AIM OF THE TASK: The answer is an exact repeat of the entries below, with the pictures omitted.

_ _ _

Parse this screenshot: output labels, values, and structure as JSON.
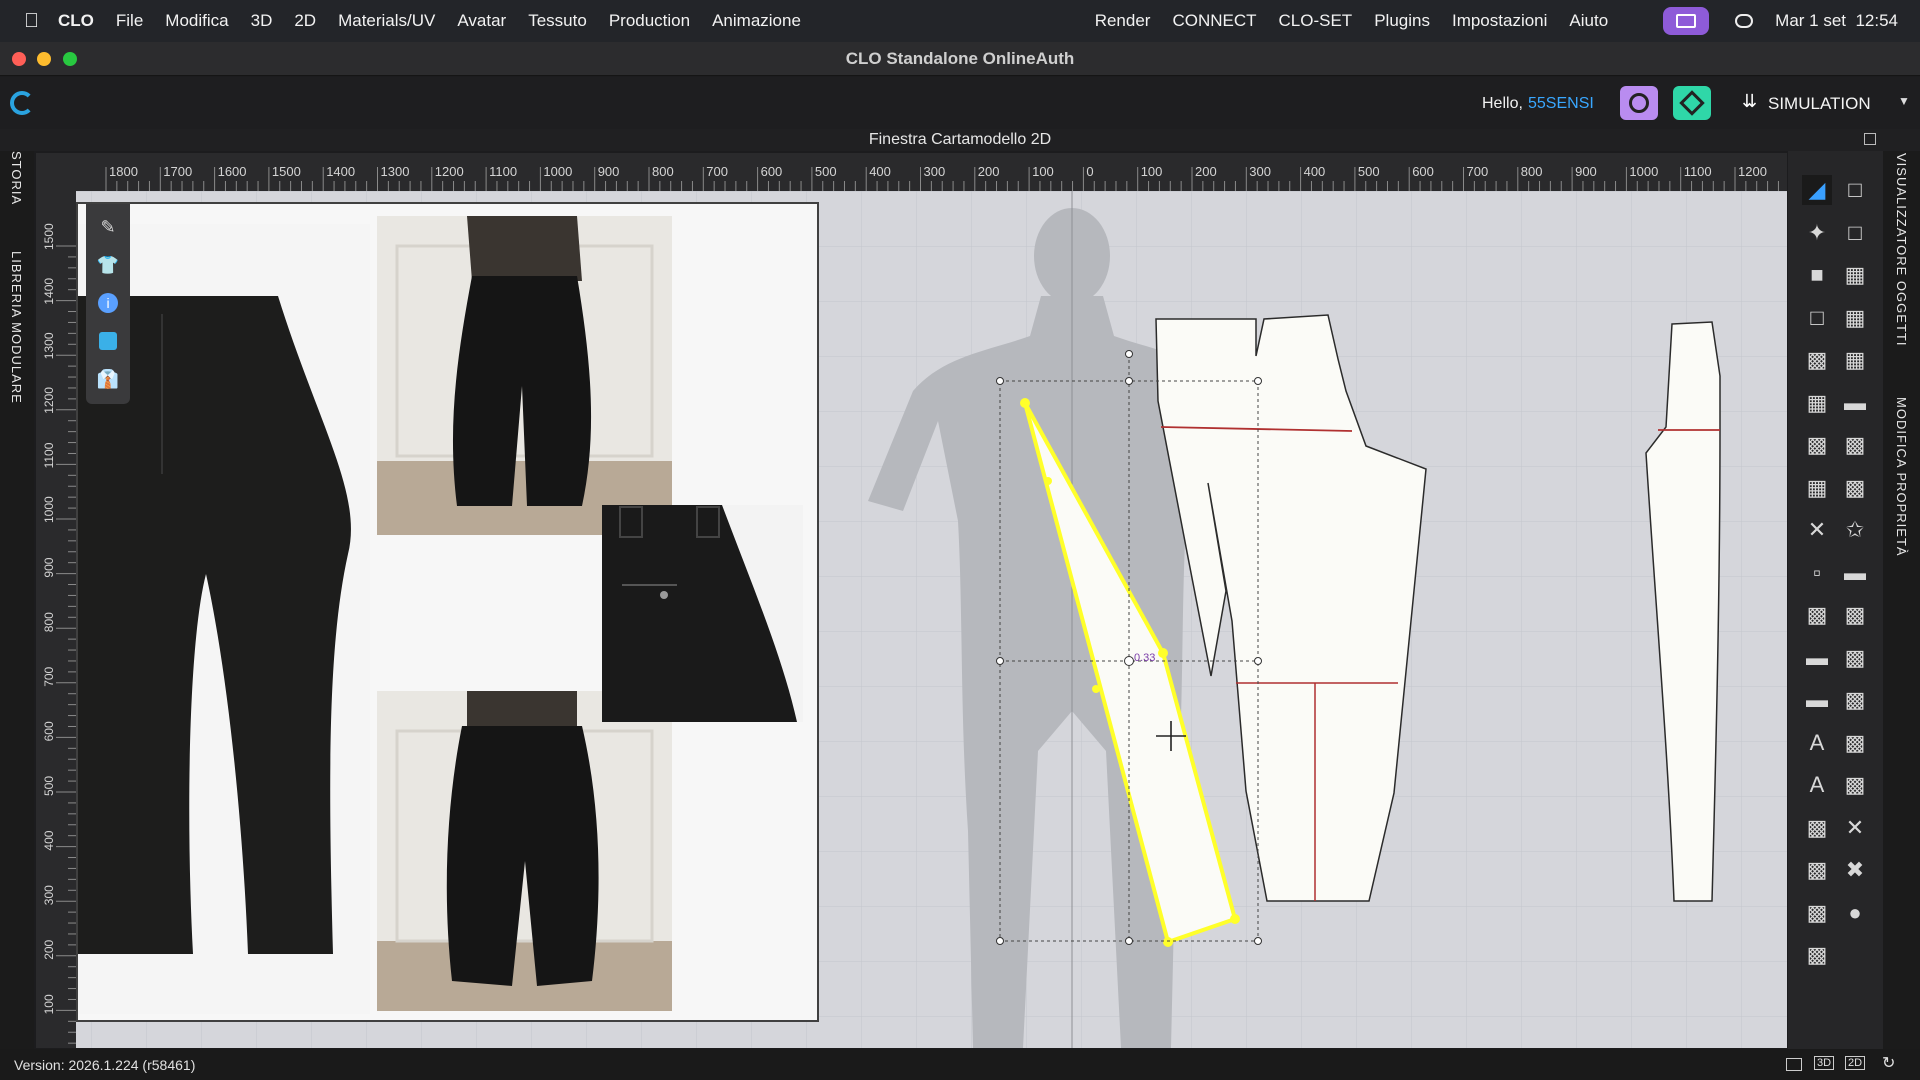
{
  "menubar": {
    "app": "CLO",
    "items": [
      "File",
      "Modifica",
      "3D",
      "2D",
      "Materials/UV",
      "Avatar",
      "Tessuto",
      "Production",
      "Animazione"
    ],
    "right_items": [
      "Render",
      "CONNECT",
      "CLO-SET",
      "Plugins",
      "Impostazioni",
      "Aiuto"
    ],
    "datetime": "Mar 1 set  12:54"
  },
  "window": {
    "title": "CLO Standalone OnlineAuth"
  },
  "toolbar": {
    "hello": "Hello,",
    "user": "55SENSI",
    "mode": "SIMULATION"
  },
  "pattern_window": {
    "title": "Finestra Cartamodello 2D"
  },
  "left_tabs": [
    "STORIA",
    "LIBRERIA MODULARE"
  ],
  "right_tabs": [
    "VISUALIZZATORE OGGETTI",
    "MODIFICA PROPRIETÀ"
  ],
  "ruler": {
    "h_ticks": [
      "1800",
      "1700",
      "1600",
      "1500",
      "1400",
      "1300",
      "1200",
      "1100",
      "1000",
      "900",
      "800",
      "700",
      "600",
      "500",
      "400",
      "300",
      "200",
      "100",
      "0",
      "100",
      "200",
      "300",
      "400",
      "500",
      "600",
      "700",
      "800",
      "900",
      "1000",
      "1100",
      "1200"
    ],
    "v_ticks": [
      "1500",
      "1400",
      "1300",
      "1200",
      "1100",
      "1000",
      "900",
      "800",
      "700",
      "600",
      "500",
      "400",
      "300",
      "200",
      "100"
    ]
  },
  "measure_value": "0.33",
  "status": {
    "version": "Version: 2026.1.224 (r58461)"
  },
  "colors": {
    "accent": "#39a7ff",
    "selection": "#ffff2a",
    "seam": "#b03030",
    "brand": "#2aa3e0"
  }
}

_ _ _

SOLUTION BELOW:
Parse this screenshot: output labels, values, and structure as JSON.
{
  "menubar": {
    "app": "CLO",
    "items": [
      "File",
      "Modifica",
      "3D",
      "2D",
      "Materials/UV",
      "Avatar",
      "Tessuto",
      "Production",
      "Animazione"
    ],
    "right_items": [
      "Render",
      "CONNECT",
      "CLO-SET",
      "Plugins",
      "Impostazioni",
      "Aiuto"
    ],
    "datetime": "Mar 1 set  12:54"
  },
  "window": {
    "title": "CLO Standalone OnlineAuth"
  },
  "toolbar": {
    "hello": "Hello,",
    "user": "55SENSI",
    "mode": "SIMULATION"
  },
  "pattern_window": {
    "title": "Finestra Cartamodello 2D"
  },
  "left_tabs": [
    "STORIA",
    "LIBRERIA MODULARE"
  ],
  "right_tabs": [
    "VISUALIZZATORE OGGETTI",
    "MODIFICA PROPRIETÀ"
  ],
  "ruler": {
    "h_ticks": [
      "1800",
      "1700",
      "1600",
      "1500",
      "1400",
      "1300",
      "1200",
      "1100",
      "1000",
      "900",
      "800",
      "700",
      "600",
      "500",
      "400",
      "300",
      "200",
      "100",
      "0",
      "100",
      "200",
      "300",
      "400",
      "500",
      "600",
      "700",
      "800",
      "900",
      "1000",
      "1100",
      "1200"
    ],
    "v_ticks": [
      "1500",
      "1400",
      "1300",
      "1200",
      "1100",
      "1000",
      "900",
      "800",
      "700",
      "600",
      "500",
      "400",
      "300",
      "200",
      "100"
    ]
  },
  "measure_value": "0.33",
  "status": {
    "version": "Version: 2026.1.224 (r58461)"
  },
  "colors": {
    "accent": "#39a7ff",
    "selection": "#ffff2a",
    "seam": "#b03030",
    "brand": "#2aa3e0"
  }
}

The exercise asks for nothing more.